Component data from apps and pages:
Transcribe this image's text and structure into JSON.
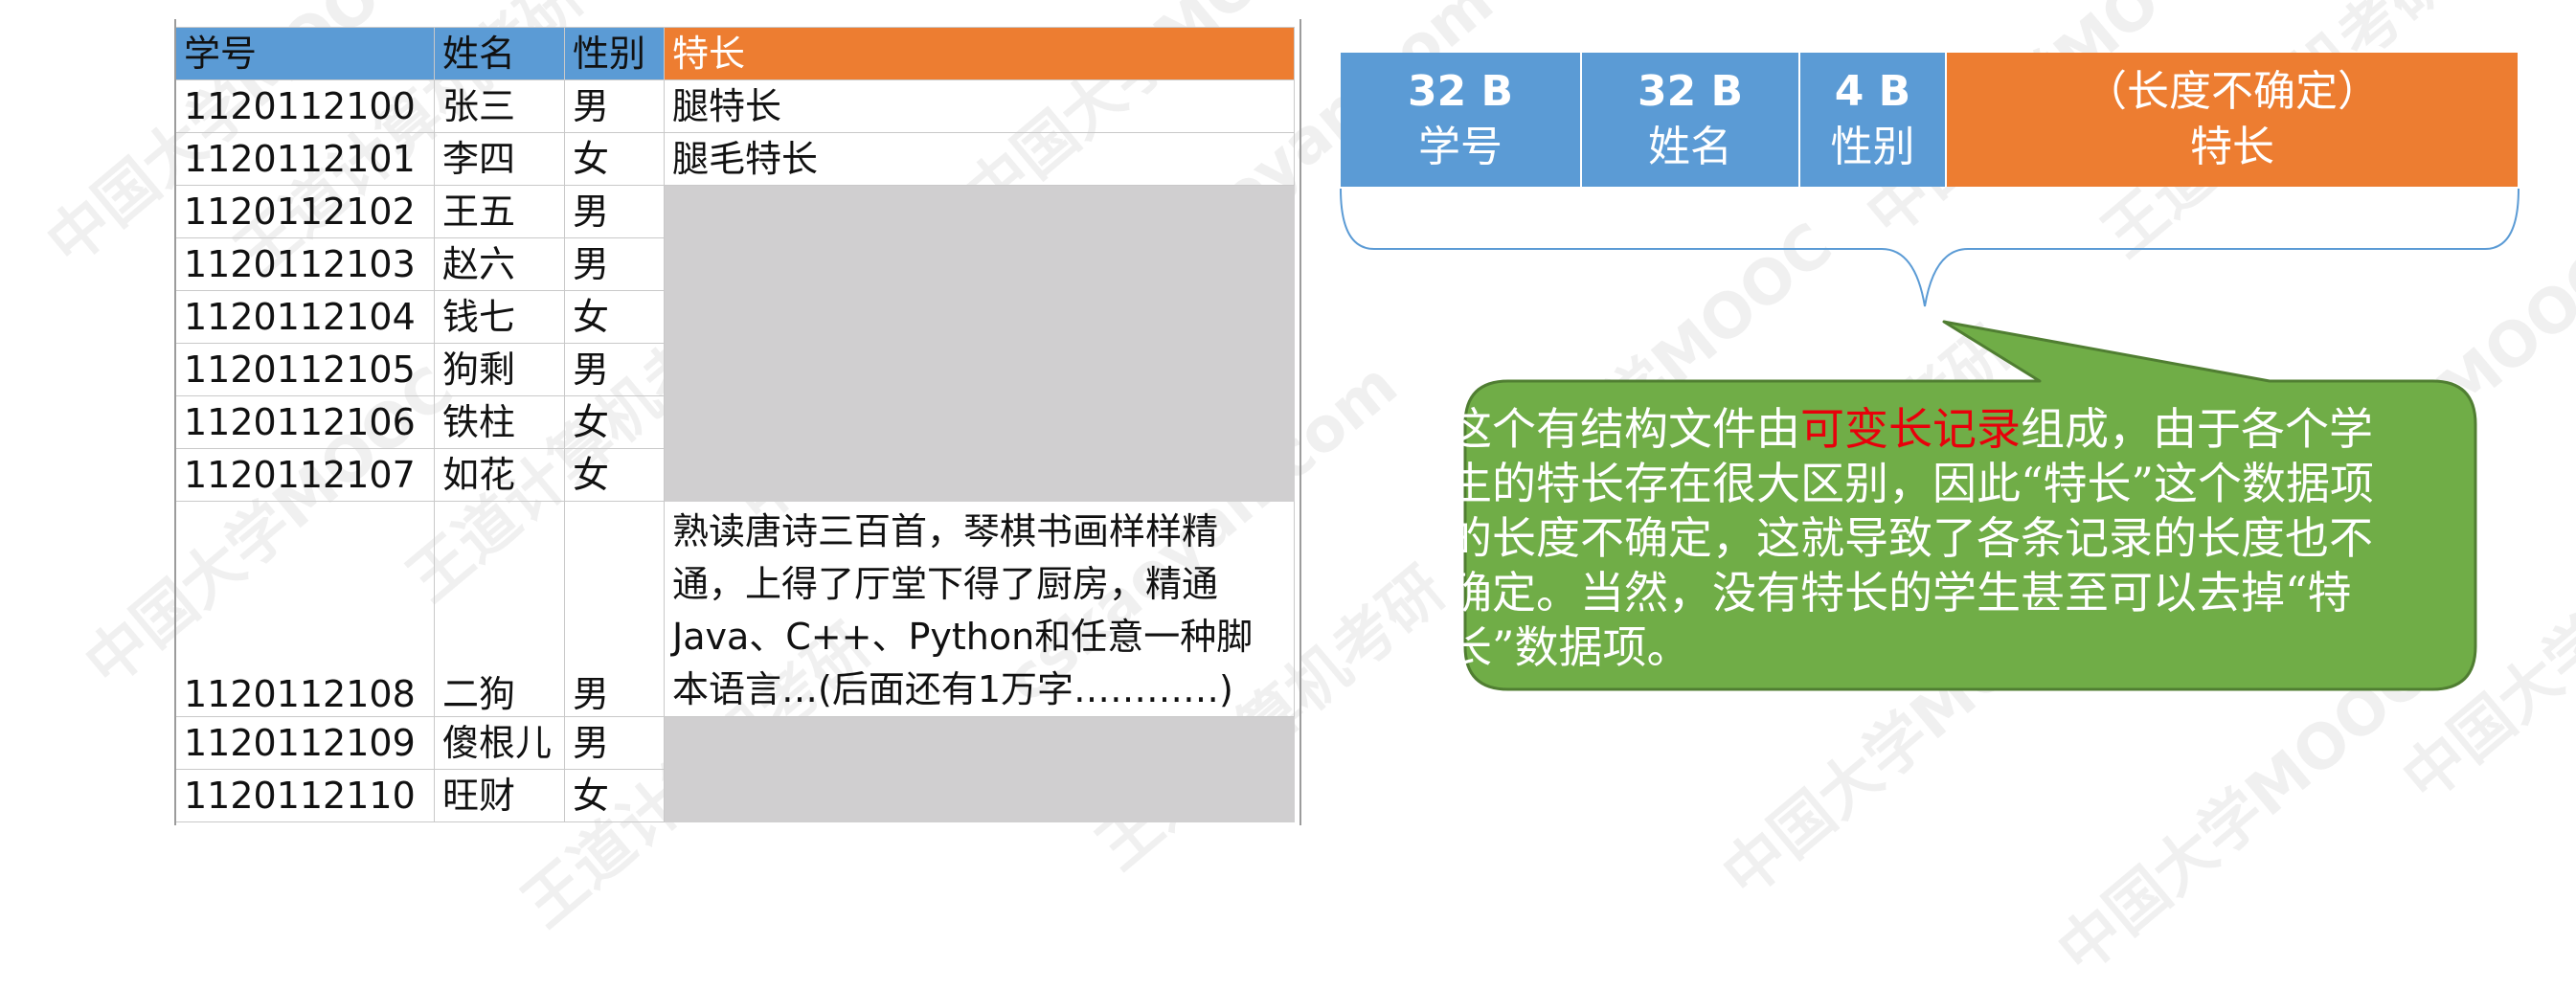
{
  "table": {
    "headers": [
      "学号",
      "姓名",
      "性别",
      "特长"
    ],
    "rows": [
      [
        "1120112100",
        "张三",
        "男",
        "腿特长"
      ],
      [
        "1120112101",
        "李四",
        "女",
        "腿毛特长"
      ],
      [
        "1120112102",
        "王五",
        "男",
        ""
      ],
      [
        "1120112103",
        "赵六",
        "男",
        ""
      ],
      [
        "1120112104",
        "钱七",
        "女",
        ""
      ],
      [
        "1120112105",
        "狗剩",
        "男",
        ""
      ],
      [
        "1120112106",
        "铁柱",
        "女",
        ""
      ],
      [
        "1120112107",
        "如花",
        "女",
        ""
      ],
      [
        "1120112108",
        "二狗",
        "男",
        "熟读唐诗三百首，琴棋书画样样精通，上得了厅堂下得了厨房，精通Java、C++、Python和任意一种脚本语言…(后面还有1万字…………)"
      ],
      [
        "1120112109",
        "傻根儿",
        "男",
        ""
      ],
      [
        "1120112110",
        "旺财",
        "女",
        ""
      ]
    ]
  },
  "record_layout": {
    "fields": [
      {
        "size": "32 B",
        "name": "学号"
      },
      {
        "size": "32 B",
        "name": "姓名"
      },
      {
        "size": "4 B",
        "name": "性别"
      },
      {
        "size": "（长度不确定）",
        "name": "特长"
      }
    ]
  },
  "callout": {
    "text_before": "这个有结构文件由",
    "highlight": "可变长记录",
    "text_after": "组成，由于各个学生的特长存在很大区别，因此“特长”这个数据项的长度不确定，这就导致了各条记录的长度也不确定。当然，没有特长的学生甚至可以去掉“特长”数据项。"
  },
  "colors": {
    "header_blue": "#5b9bd5",
    "header_orange": "#ed7d31",
    "empty_cell_grey": "#d0cfd0",
    "callout_green": "#70ad47",
    "highlight_red": "#e8000b"
  },
  "watermark": {
    "texts": [
      "中国大学MOOC",
      "王道计算机考研",
      "cskaoyan.com"
    ]
  }
}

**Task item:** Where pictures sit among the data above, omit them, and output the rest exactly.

**Task output:**
Transcribe this image's text and structure into JSON.
{
  "table": {
    "headers": [
      "学号",
      "姓名",
      "性别",
      "特长"
    ],
    "rows": [
      [
        "1120112100",
        "张三",
        "男",
        "腿特长"
      ],
      [
        "1120112101",
        "李四",
        "女",
        "腿毛特长"
      ],
      [
        "1120112102",
        "王五",
        "男",
        ""
      ],
      [
        "1120112103",
        "赵六",
        "男",
        ""
      ],
      [
        "1120112104",
        "钱七",
        "女",
        ""
      ],
      [
        "1120112105",
        "狗剩",
        "男",
        ""
      ],
      [
        "1120112106",
        "铁柱",
        "女",
        ""
      ],
      [
        "1120112107",
        "如花",
        "女",
        ""
      ],
      [
        "1120112108",
        "二狗",
        "男",
        "熟读唐诗三百首，琴棋书画样样精通，上得了厅堂下得了厨房，精通Java、C++、Python和任意一种脚本语言…(后面还有1万字…………)"
      ],
      [
        "1120112109",
        "傻根儿",
        "男",
        ""
      ],
      [
        "1120112110",
        "旺财",
        "女",
        ""
      ]
    ]
  },
  "record_layout": {
    "fields": [
      {
        "size": "32 B",
        "name": "学号"
      },
      {
        "size": "32 B",
        "name": "姓名"
      },
      {
        "size": "4 B",
        "name": "性别"
      },
      {
        "size": "（长度不确定）",
        "name": "特长"
      }
    ]
  },
  "callout": {
    "text_before": "这个有结构文件由",
    "highlight": "可变长记录",
    "text_after": "组成，由于各个学生的特长存在很大区别，因此“特长”这个数据项的长度不确定，这就导致了各条记录的长度也不确定。当然，没有特长的学生甚至可以去掉“特长”数据项。"
  },
  "colors": {
    "header_blue": "#5b9bd5",
    "header_orange": "#ed7d31",
    "empty_cell_grey": "#d0cfd0",
    "callout_green": "#70ad47",
    "highlight_red": "#e8000b"
  },
  "watermark": {
    "texts": [
      "中国大学MOOC",
      "王道计算机考研",
      "cskaoyan.com"
    ]
  }
}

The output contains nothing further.